    We’ve heard that phrase before, but it’s true. If libraries really want to do something, they will find a way. If libraries need to hire a team of web developers and designers, they will find a way to fund it. How important is this? That’s the question. And with all the other priorities we are committed to, it’s a healthy debate to have.
  4. We need Web Developers on Staff
    The number of third-party technology products that we buy is mind blowing. Most of them are crappy, a few years behind, and some don’t play nice with others, although there are exceptions. Wouldn’t that money be better spent by simply hiring one or two web developers, really smart in-house people that can build products to meet our specific needs? For example, our library has recently hired a very smart IT professional. In his first few weeks, as if by magic, he had already created a brilliant internal website for staff – on WordPress, for free. I think the time is past to have more IT professionals work at libraries. Maybe I’m being naive here (I probably am).

Could Kalamazoo Public Library have the first real website?
I wrote this article probably a year ago and I’m happy to say that Kalamazoo Public Library might be forging a new and innovative path to the age-old website/catalog conundrum. I won’t go into the details, but it involves bypassing the catalog altogether, grabbing the data from the catalog and displaying it exactly how we want on the….wait for it….on the website. The team – composed of the web guys, the ILS guy, and a design guy – is making incredibly promising progress so far.

photo credit: ntr23 via photopin cc

photo credit: ntr23 via photopin cc

If you are like me, you have probably got a whole slew of blogs and websites about library work.

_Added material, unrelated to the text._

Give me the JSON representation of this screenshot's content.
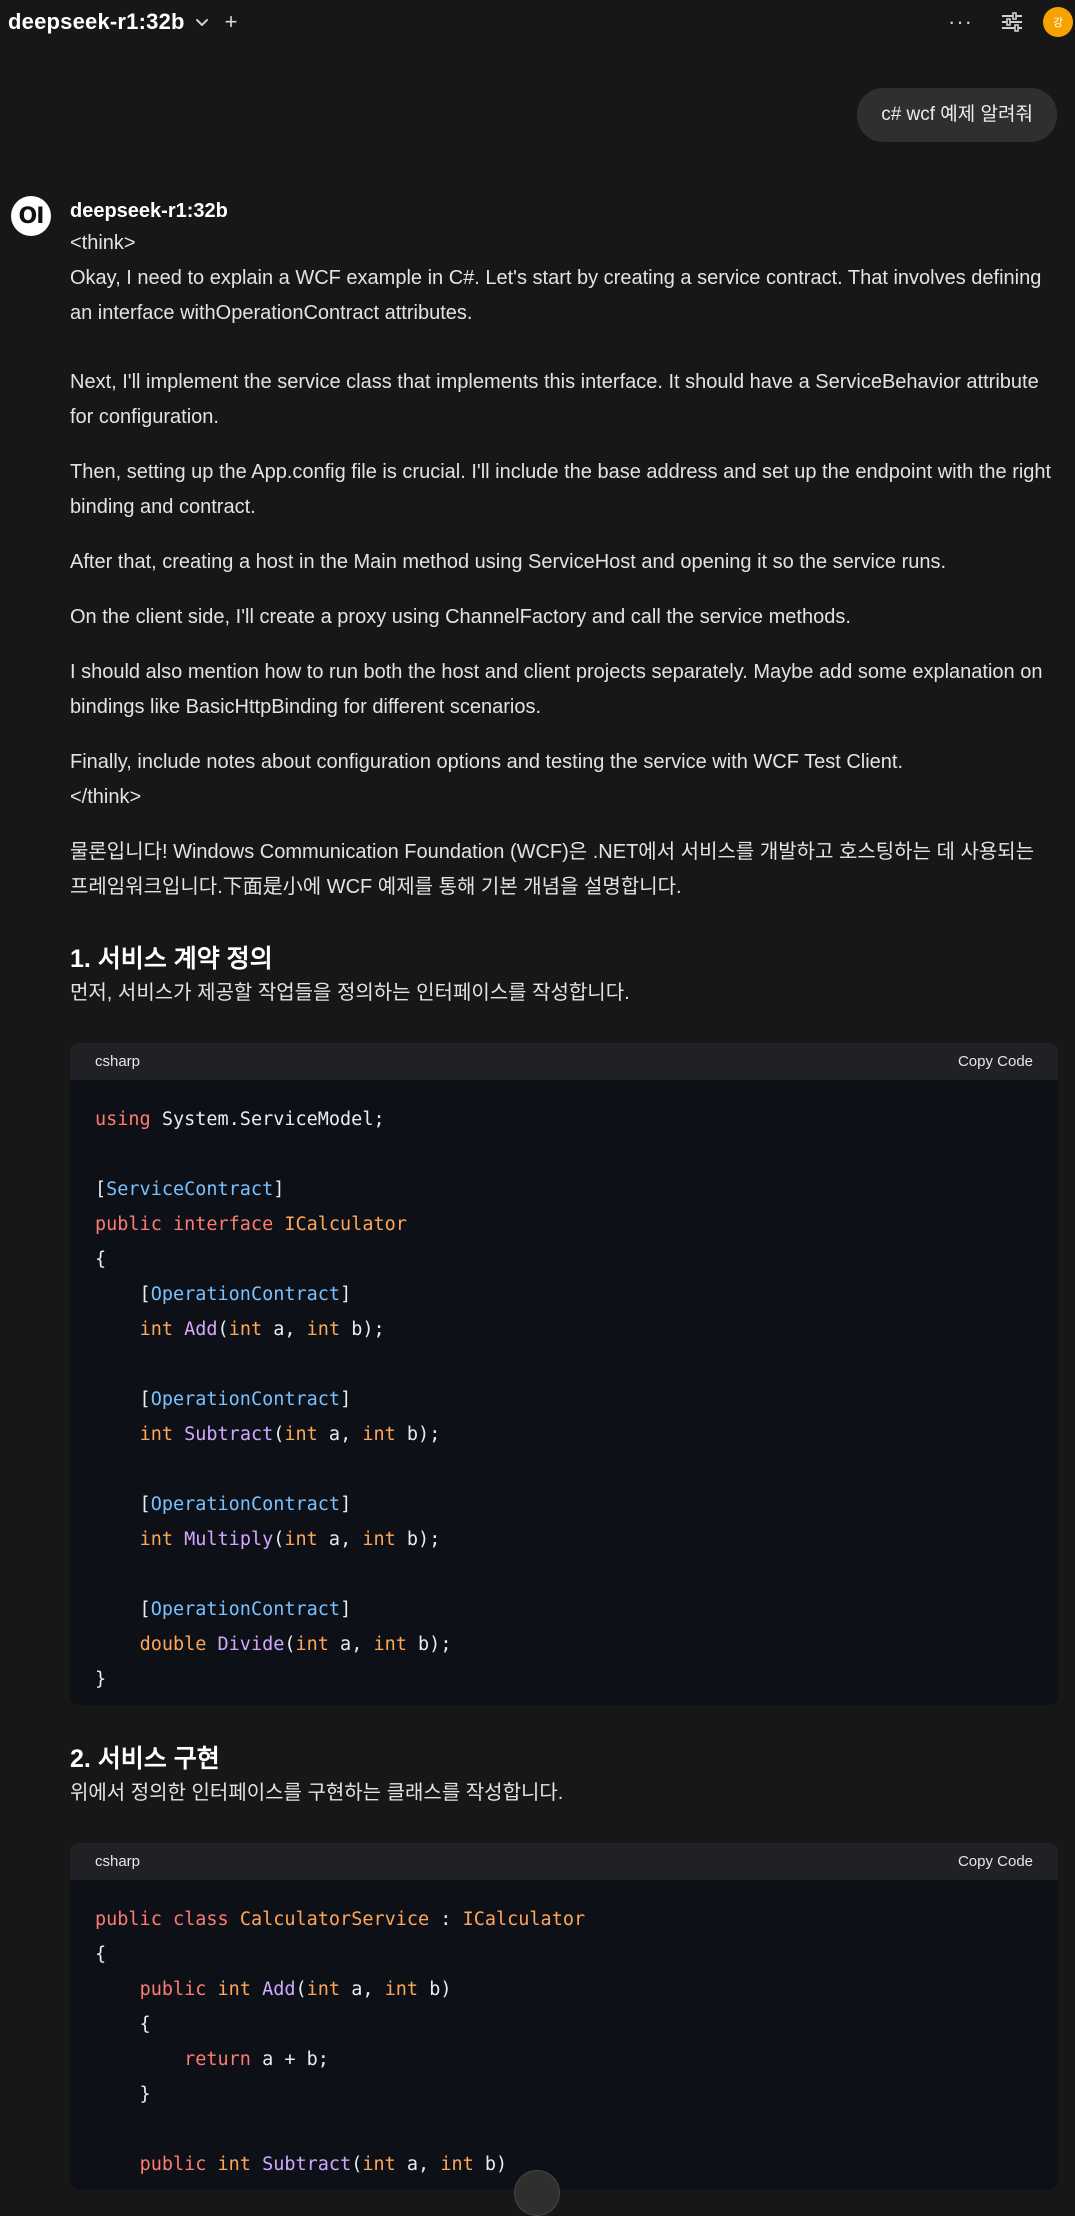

However, in my experience, if you want to see the big picture or find the next big idea, you will need to look outside our circle of library people. Here are some websites that I put on my reading list.

Ask a Manager

Alison Green is a former manager that answers questions on everything from resumes, interviewing to being productive on the job. Every library supervisor should read her stuff religiously. Even if you have no aspirations for management, Ask a Manager, puts problems in context and also helps you manage “up”. Job hunters will love the advice on cover letters, resumes and interviewing.

My personal favorite: 10 Worst Holiday Party Disasters

Evil HR Lady

This one is one of my favorites! Evil HR Lady is Suzanne Lucas, a former human resources manager. Like Ask a Manager, Suzanne answers questions on everything human resources. I can’t tell you how many times I have used her for my “reality” check. Not sure something is legal? ethical? or practical? Evil HR Lady has you covered. Even if you are just a minion out there in the working world, this blog will tell you what to expect from an employer (beyond a paycheck).

HBR (Harvard Business Review)

HBR is one of the best places to get your head around big ideas in leadership, work performance and strategic thinking. The format is a bit longer, but worth every paragraph.

Recent Favorite: How to Make Yourself Work When You Just Don’t Want To

Forbes

Like HBR, this is where go for more big picture articles about leadership and management. On the left hand top right menu pick the Leadership category and you are good to go. Job hunters: there are some really good tips for writing resumes and great advice for interviewing.

Recent Favorite: Leadership Lessons from Animal House

Lifehacker

I can already hear everyone saying that this isn’t really a business blog or management blog. It’s a blog about tips, strategies and shortcut in everyday life. I always think this is a great source for what I will tactfully call “getting your crap together”.

Even if you don’t like my favorites, try expanding your library reading to the non-library world. Hanging with “civilians” can be illuminating.